◆ Exercise requirements
Would you set down every line of the data below exactly as it reads?

◆ Records for this task
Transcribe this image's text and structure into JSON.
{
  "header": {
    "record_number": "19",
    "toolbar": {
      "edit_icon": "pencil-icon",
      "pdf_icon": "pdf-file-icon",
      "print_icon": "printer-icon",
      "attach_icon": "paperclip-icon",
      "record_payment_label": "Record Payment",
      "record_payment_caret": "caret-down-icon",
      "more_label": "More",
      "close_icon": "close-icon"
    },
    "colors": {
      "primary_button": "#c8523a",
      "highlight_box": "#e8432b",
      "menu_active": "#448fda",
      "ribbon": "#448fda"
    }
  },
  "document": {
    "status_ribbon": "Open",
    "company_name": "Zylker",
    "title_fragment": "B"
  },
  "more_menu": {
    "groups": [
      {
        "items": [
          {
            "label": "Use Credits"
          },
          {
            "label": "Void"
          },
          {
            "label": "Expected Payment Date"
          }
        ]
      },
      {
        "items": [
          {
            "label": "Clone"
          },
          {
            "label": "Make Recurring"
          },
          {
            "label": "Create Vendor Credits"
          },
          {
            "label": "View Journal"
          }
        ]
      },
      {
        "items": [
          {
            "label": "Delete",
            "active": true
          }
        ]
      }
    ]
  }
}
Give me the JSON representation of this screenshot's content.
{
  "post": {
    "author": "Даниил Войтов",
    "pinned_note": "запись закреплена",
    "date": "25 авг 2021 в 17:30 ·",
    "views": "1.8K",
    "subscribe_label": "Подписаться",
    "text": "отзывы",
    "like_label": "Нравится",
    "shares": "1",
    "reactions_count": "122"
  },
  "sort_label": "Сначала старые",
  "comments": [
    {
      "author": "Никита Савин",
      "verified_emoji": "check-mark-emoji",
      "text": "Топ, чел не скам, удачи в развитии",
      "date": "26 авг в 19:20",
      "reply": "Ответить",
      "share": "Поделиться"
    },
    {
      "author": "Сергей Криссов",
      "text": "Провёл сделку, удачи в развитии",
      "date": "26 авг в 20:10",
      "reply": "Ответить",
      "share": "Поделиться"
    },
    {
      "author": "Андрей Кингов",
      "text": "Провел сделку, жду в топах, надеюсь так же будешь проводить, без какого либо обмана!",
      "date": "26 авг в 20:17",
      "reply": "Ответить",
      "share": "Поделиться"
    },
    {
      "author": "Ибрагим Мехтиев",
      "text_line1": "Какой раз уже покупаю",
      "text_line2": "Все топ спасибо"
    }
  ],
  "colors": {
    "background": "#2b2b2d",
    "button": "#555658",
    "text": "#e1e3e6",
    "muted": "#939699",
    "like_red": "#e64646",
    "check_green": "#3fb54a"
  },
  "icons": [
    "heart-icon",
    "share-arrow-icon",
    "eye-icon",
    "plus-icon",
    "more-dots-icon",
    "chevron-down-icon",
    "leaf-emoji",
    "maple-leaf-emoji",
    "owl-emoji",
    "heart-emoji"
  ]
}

◆ Expected answer
Transcribe this image's text and structure into JSON.
{
  "header": {
    "record_number": "19",
    "toolbar": {
      "edit_icon": "pencil-icon",
      "pdf_icon": "pdf-file-icon",
      "print_icon": "printer-icon",
      "attach_icon": "paperclip-icon",
      "record_payment_label": "Record Payment",
      "record_payment_caret": "caret-down-icon",
      "more_label": "More",
      "close_icon": "close-icon"
    },
    "colors": {
      "primary_button": "#c8523a",
      "highlight_box": "#e8432b",
      "menu_active": "#448fda",
      "ribbon": "#448fda"
    }
  },
  "document": {
    "status_ribbon": "Open",
    "company_name": "Zylker",
    "title_fragment": "B"
  },
  "more_menu": {
    "groups": [
      {
        "items": [
          {
            "label": "Use Credits"
          },
          {
            "label": "Void"
          },
          {
            "label": "Expected Payment Date"
          }
        ]
      },
      {
        "items": [
          {
            "label": "Clone"
          },
          {
            "label": "Make Recurring"
          },
          {
            "label": "Create Vendor Credits"
          },
          {
            "label": "View Journal"
          }
        ]
      },
      {
        "items": [
          {
            "label": "Delete",
            "active": true
          }
        ]
      }
    ]
  }
}
Give me the JSON representation of this screenshot's content.
{
  "post": {
    "author": "Даниил Войтов",
    "pinned_note": "запись закреплена",
    "date": "25 авг 2021 в 17:30 ·",
    "views": "1.8K",
    "subscribe_label": "Подписаться",
    "text": "отзывы",
    "like_label": "Нравится",
    "shares": "1",
    "reactions_count": "122"
  },
  "sort_label": "Сначала старые",
  "comments": [
    {
      "author": "Никита Савин",
      "verified_emoji": "check-mark-emoji",
      "text": "Топ, чел не скам, удачи в развитии",
      "date": "26 авг в 19:20",
      "reply": "Ответить",
      "share": "Поделиться"
    },
    {
      "author": "Сергей Криссов",
      "text": "Провёл сделку, удачи в развитии",
      "date": "26 авг в 20:10",
      "reply": "Ответить",
      "share": "Поделиться"
    },
    {
      "author": "Андрей Кингов",
      "text": "Провел сделку, жду в топах, надеюсь так же будешь проводить, без какого либо обмана!",
      "date": "26 авг в 20:17",
      "reply": "Ответить",
      "share": "Поделиться"
    },
    {
      "author": "Ибрагим Мехтиев",
      "text_line1": "Какой раз уже покупаю",
      "text_line2": "Все топ спасибо"
    }
  ],
  "colors": {
    "background": "#2b2b2d",
    "button": "#555658",
    "text": "#e1e3e6",
    "muted": "#939699",
    "like_red": "#e64646",
    "check_green": "#3fb54a"
  },
  "icons": [
    "heart-icon",
    "share-arrow-icon",
    "eye-icon",
    "plus-icon",
    "more-dots-icon",
    "chevron-down-icon",
    "leaf-emoji",
    "maple-leaf-emoji",
    "owl-emoji",
    "heart-emoji"
  ]
}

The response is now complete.